» Problem to solve
Using the data below, copy each line that includes the word "Devolução".

[Excerpts from an interface dataset]
____
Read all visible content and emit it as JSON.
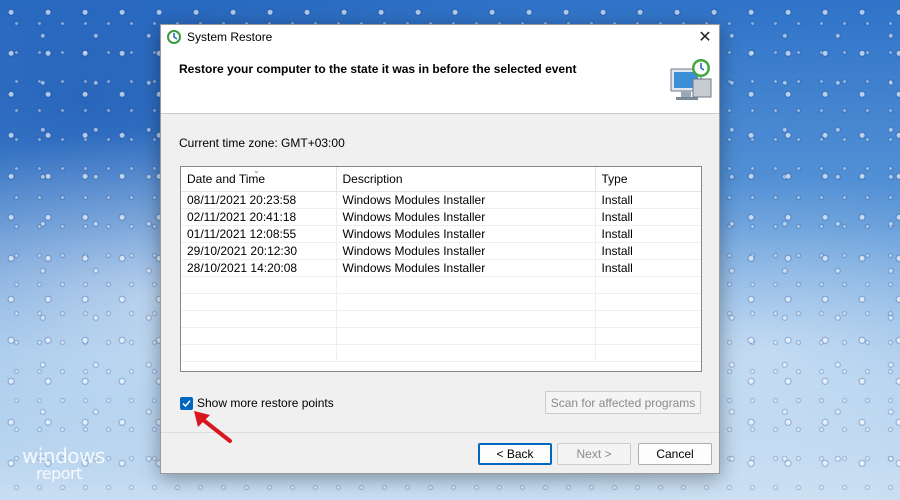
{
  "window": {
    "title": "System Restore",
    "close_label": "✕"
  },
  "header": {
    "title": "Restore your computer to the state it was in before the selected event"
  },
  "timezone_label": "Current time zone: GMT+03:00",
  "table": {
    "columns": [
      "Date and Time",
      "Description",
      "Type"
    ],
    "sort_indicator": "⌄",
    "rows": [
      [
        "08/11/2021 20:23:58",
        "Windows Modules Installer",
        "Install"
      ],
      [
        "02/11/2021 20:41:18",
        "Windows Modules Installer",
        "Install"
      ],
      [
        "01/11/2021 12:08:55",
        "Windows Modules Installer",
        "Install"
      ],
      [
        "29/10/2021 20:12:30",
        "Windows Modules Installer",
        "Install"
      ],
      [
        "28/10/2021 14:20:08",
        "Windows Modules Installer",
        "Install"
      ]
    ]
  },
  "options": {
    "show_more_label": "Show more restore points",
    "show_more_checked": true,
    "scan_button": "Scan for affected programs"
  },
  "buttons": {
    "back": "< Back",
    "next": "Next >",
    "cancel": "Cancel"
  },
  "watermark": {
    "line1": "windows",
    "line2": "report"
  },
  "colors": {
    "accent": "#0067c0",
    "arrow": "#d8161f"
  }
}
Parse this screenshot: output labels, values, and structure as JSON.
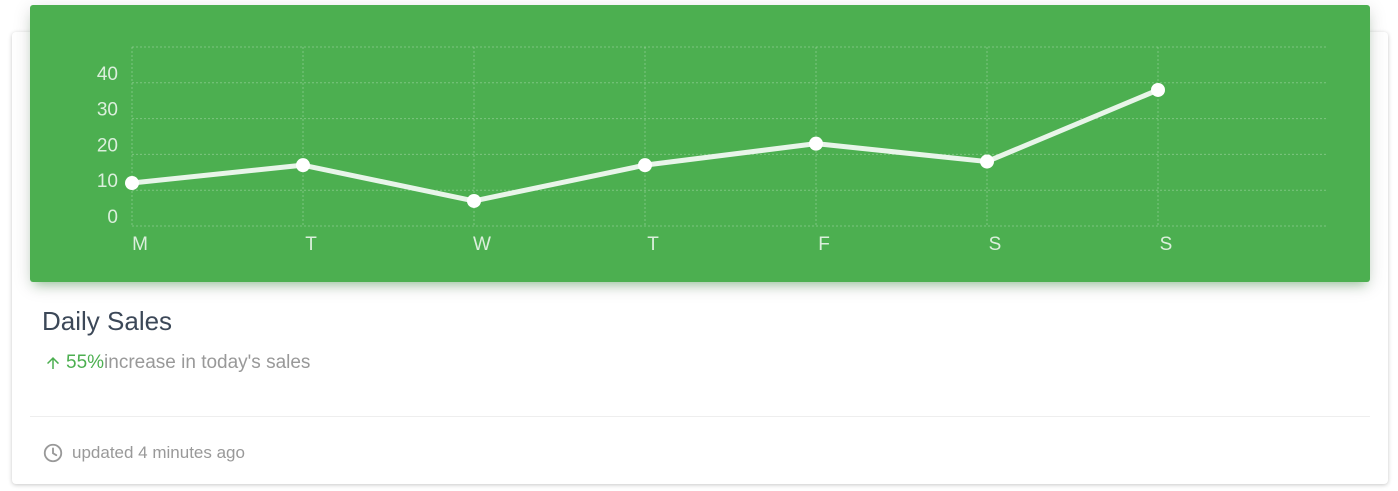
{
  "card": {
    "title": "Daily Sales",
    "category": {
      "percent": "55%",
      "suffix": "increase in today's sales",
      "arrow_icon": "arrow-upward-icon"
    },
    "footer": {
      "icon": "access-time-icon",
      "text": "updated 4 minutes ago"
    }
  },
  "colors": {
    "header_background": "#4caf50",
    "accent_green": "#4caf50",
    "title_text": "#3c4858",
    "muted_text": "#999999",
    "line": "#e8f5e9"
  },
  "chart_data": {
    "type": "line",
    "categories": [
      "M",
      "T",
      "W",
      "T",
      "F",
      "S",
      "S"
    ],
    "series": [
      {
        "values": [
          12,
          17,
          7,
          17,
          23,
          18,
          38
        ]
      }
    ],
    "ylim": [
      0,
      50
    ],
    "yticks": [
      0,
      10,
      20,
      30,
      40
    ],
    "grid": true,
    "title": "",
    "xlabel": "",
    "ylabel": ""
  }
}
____
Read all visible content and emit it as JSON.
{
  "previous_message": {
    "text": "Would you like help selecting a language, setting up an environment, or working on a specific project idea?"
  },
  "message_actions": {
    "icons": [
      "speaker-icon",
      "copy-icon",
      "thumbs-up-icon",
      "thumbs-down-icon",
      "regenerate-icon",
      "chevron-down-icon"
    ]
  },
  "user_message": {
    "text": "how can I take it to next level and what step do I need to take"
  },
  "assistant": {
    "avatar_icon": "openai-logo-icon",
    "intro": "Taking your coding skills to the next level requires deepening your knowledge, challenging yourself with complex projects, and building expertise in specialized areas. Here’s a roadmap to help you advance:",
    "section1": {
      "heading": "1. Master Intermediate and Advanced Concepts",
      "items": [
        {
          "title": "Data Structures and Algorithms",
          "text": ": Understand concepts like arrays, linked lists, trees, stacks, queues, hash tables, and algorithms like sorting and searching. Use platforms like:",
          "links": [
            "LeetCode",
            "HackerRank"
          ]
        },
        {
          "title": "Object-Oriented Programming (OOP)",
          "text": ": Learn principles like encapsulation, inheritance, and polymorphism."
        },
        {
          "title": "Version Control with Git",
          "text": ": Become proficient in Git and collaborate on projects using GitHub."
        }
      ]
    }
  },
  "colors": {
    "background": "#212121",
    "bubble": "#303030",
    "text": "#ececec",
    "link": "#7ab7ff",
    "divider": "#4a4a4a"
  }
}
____
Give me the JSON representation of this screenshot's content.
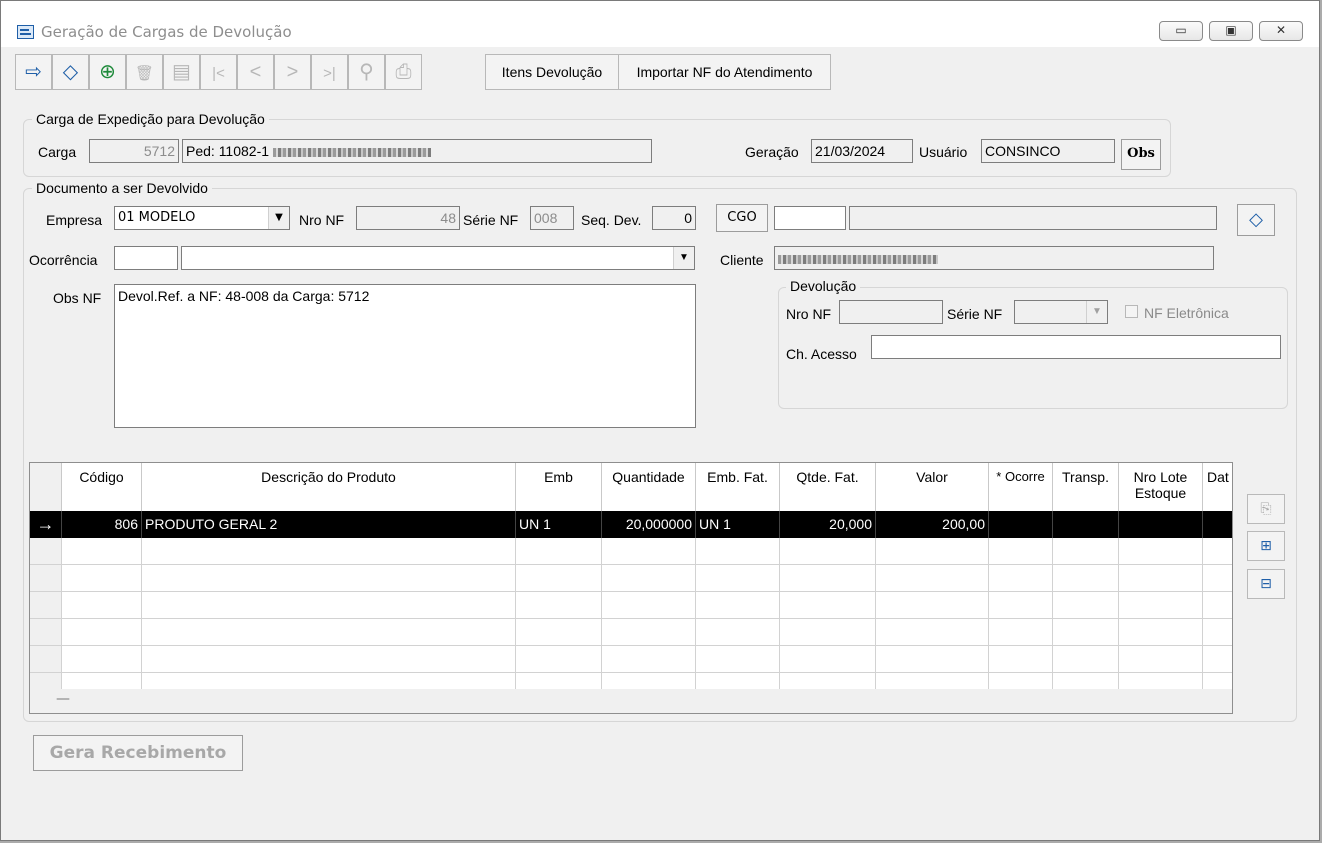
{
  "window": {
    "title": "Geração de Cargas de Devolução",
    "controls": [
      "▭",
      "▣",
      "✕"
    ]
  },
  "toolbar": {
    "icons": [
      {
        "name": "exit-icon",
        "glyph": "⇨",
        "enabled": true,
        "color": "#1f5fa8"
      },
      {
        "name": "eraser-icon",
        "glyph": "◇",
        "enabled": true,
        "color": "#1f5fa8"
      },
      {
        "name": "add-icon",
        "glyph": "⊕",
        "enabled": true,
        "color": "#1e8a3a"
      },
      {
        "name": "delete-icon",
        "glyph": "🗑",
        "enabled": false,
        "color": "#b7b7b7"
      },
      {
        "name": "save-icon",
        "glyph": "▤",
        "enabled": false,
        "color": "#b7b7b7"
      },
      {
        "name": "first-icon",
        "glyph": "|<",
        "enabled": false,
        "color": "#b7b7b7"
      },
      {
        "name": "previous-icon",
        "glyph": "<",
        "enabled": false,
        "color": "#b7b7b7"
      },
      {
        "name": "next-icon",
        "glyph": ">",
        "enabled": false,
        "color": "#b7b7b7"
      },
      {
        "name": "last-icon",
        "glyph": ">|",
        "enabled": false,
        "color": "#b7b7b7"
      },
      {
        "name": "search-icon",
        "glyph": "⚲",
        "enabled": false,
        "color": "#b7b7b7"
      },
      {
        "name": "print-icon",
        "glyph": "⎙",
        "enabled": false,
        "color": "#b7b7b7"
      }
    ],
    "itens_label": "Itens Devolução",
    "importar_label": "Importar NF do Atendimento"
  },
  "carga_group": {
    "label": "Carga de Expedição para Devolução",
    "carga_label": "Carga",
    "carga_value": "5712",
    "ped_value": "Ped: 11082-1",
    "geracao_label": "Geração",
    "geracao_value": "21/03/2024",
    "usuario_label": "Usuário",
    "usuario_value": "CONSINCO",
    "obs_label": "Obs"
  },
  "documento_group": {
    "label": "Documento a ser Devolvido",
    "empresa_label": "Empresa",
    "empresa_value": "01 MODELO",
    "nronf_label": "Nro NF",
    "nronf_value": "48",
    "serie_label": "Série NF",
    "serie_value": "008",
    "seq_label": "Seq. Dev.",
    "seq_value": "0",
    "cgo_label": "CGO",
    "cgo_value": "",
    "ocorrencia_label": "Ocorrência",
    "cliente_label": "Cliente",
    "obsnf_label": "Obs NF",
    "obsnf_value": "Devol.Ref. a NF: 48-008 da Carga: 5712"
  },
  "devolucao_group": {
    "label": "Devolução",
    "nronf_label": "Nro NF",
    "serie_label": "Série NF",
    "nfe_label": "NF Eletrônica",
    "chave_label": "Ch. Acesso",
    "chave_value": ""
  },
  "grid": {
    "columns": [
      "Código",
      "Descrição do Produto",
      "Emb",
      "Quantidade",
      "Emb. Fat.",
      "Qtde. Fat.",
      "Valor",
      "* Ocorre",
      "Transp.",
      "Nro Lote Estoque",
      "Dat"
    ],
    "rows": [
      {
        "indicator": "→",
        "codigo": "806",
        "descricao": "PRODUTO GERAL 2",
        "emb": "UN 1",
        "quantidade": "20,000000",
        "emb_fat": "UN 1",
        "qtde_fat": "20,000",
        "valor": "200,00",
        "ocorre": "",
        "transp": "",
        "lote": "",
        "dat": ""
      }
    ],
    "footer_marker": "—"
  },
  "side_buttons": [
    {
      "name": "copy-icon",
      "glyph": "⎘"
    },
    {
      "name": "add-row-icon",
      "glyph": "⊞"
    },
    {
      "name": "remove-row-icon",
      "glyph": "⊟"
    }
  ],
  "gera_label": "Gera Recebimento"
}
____
» Solution
    "title": "Geração de Cargas de Devolução",
    "itens_label": "Itens Devolução",
    "label": "Carga de Expedição para Devolução",
    "label": "Devolução",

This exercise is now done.